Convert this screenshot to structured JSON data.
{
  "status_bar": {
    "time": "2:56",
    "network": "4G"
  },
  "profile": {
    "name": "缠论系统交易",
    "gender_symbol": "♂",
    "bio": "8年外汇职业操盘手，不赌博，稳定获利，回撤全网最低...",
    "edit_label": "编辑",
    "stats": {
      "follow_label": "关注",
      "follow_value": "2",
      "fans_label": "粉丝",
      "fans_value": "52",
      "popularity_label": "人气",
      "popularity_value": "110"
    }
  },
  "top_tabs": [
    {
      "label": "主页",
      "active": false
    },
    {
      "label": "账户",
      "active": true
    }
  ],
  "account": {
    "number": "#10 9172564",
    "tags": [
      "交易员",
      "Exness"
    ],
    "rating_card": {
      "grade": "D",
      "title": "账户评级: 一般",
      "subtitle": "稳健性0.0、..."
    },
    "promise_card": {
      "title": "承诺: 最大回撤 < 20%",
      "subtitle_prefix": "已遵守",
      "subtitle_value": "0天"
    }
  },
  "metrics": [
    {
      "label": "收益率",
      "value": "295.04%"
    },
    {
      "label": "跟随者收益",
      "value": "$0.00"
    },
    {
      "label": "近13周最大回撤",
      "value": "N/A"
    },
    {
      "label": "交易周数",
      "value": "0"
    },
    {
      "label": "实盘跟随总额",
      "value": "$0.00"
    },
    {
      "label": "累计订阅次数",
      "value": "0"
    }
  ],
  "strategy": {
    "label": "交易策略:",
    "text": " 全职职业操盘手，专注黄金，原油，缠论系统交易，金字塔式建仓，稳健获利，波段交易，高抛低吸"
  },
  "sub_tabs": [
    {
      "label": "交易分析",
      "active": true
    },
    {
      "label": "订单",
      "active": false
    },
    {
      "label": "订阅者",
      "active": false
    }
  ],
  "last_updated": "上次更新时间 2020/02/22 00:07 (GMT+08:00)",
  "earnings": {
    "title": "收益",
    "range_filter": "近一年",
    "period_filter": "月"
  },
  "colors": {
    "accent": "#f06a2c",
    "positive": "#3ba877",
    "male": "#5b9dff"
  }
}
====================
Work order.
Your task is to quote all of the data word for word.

Solution.
Convert this screenshot to structured JSON data.
{
  "status_bar": {
    "time": "2:56",
    "network": "4G"
  },
  "profile": {
    "name": "缠论系统交易",
    "gender_symbol": "♂",
    "bio": "8年外汇职业操盘手，不赌博，稳定获利，回撤全网最低...",
    "edit_label": "编辑",
    "stats": {
      "follow_label": "关注",
      "follow_value": "2",
      "fans_label": "粉丝",
      "fans_value": "52",
      "popularity_label": "人气",
      "popularity_value": "110"
    }
  },
  "top_tabs": [
    {
      "label": "主页",
      "active": false
    },
    {
      "label": "账户",
      "active": true
    }
  ],
  "account": {
    "number": "#10 9172564",
    "tags": [
      "交易员",
      "Exness"
    ],
    "rating_card": {
      "grade": "D",
      "title": "账户评级: 一般",
      "subtitle": "稳健性0.0、..."
    },
    "promise_card": {
      "title": "承诺: 最大回撤 < 20%",
      "subtitle_prefix": "已遵守",
      "subtitle_value": "0天"
    }
  },
  "metrics": [
    {
      "label": "收益率",
      "value": "295.04%"
    },
    {
      "label": "跟随者收益",
      "value": "$0.00"
    },
    {
      "label": "近13周最大回撤",
      "value": "N/A"
    },
    {
      "label": "交易周数",
      "value": "0"
    },
    {
      "label": "实盘跟随总额",
      "value": "$0.00"
    },
    {
      "label": "累计订阅次数",
      "value": "0"
    }
  ],
  "strategy": {
    "label": "交易策略:",
    "text": " 全职职业操盘手，专注黄金，原油，缠论系统交易，金字塔式建仓，稳健获利，波段交易，高抛低吸"
  },
  "sub_tabs": [
    {
      "label": "交易分析",
      "active": true
    },
    {
      "label": "订单",
      "active": false
    },
    {
      "label": "订阅者",
      "active": false
    }
  ],
  "last_updated": "上次更新时间 2020/02/22 00:07 (GMT+08:00)",
  "earnings": {
    "title": "收益",
    "range_filter": "近一年",
    "period_filter": "月"
  },
  "colors": {
    "accent": "#f06a2c",
    "positive": "#3ba877",
    "male": "#5b9dff"
  }
}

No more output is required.